== Segment start ==
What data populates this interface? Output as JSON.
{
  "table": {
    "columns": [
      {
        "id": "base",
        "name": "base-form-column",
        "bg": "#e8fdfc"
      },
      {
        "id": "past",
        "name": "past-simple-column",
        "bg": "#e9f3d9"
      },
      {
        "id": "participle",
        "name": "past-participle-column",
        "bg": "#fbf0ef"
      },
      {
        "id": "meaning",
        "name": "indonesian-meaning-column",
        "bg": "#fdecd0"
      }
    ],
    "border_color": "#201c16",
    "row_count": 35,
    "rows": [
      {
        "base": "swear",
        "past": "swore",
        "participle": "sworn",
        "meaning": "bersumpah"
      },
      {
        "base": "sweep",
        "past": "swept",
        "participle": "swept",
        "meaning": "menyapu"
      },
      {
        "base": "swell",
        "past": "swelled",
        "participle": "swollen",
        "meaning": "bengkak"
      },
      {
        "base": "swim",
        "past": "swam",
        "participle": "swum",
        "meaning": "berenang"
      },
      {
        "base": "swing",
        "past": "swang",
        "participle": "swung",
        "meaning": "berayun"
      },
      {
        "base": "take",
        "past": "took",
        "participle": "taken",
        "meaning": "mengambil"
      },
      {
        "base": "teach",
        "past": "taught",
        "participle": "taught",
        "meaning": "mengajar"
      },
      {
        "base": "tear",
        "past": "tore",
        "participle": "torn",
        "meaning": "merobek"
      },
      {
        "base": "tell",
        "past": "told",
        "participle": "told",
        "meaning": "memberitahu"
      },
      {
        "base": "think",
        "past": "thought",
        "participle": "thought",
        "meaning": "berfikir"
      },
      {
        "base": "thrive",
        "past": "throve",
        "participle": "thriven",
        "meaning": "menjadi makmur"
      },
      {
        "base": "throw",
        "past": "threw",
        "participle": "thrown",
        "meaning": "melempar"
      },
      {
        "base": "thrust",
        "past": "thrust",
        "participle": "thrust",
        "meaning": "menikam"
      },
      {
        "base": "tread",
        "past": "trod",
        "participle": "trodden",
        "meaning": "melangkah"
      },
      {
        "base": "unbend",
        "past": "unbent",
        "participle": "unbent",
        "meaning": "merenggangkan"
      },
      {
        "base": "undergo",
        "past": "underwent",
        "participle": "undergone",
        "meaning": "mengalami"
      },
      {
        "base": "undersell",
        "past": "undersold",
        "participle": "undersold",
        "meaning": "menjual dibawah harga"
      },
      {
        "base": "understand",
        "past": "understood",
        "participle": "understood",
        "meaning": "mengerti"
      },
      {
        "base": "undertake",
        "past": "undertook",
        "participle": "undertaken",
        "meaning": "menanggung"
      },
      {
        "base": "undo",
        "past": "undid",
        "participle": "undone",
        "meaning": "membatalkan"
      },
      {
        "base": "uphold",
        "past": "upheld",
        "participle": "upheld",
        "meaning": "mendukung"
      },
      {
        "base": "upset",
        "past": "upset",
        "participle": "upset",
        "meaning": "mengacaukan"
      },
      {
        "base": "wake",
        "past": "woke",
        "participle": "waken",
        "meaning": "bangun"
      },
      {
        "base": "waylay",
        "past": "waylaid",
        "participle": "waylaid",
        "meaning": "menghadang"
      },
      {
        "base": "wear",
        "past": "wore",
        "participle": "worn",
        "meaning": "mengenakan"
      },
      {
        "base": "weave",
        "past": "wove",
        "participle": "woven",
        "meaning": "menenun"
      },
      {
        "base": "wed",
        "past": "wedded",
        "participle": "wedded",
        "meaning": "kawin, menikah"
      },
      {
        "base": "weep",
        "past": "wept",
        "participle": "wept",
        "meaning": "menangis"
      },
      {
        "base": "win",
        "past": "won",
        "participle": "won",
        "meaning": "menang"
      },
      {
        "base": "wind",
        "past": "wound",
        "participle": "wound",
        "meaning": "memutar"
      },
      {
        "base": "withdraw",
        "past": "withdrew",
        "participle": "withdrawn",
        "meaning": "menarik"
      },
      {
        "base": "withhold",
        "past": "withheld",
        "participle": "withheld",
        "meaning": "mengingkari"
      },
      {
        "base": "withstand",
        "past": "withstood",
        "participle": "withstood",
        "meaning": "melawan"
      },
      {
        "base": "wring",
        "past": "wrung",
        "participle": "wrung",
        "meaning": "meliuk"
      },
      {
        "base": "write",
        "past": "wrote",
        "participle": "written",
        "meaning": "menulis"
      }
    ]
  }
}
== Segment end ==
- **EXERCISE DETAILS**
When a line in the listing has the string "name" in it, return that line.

- **COMPLETED EXERCISE**
        "name": "base-form-column",
        "name": "past-simple-column",
        "name": "past-participle-column",
        "name": "indonesian-meaning-column",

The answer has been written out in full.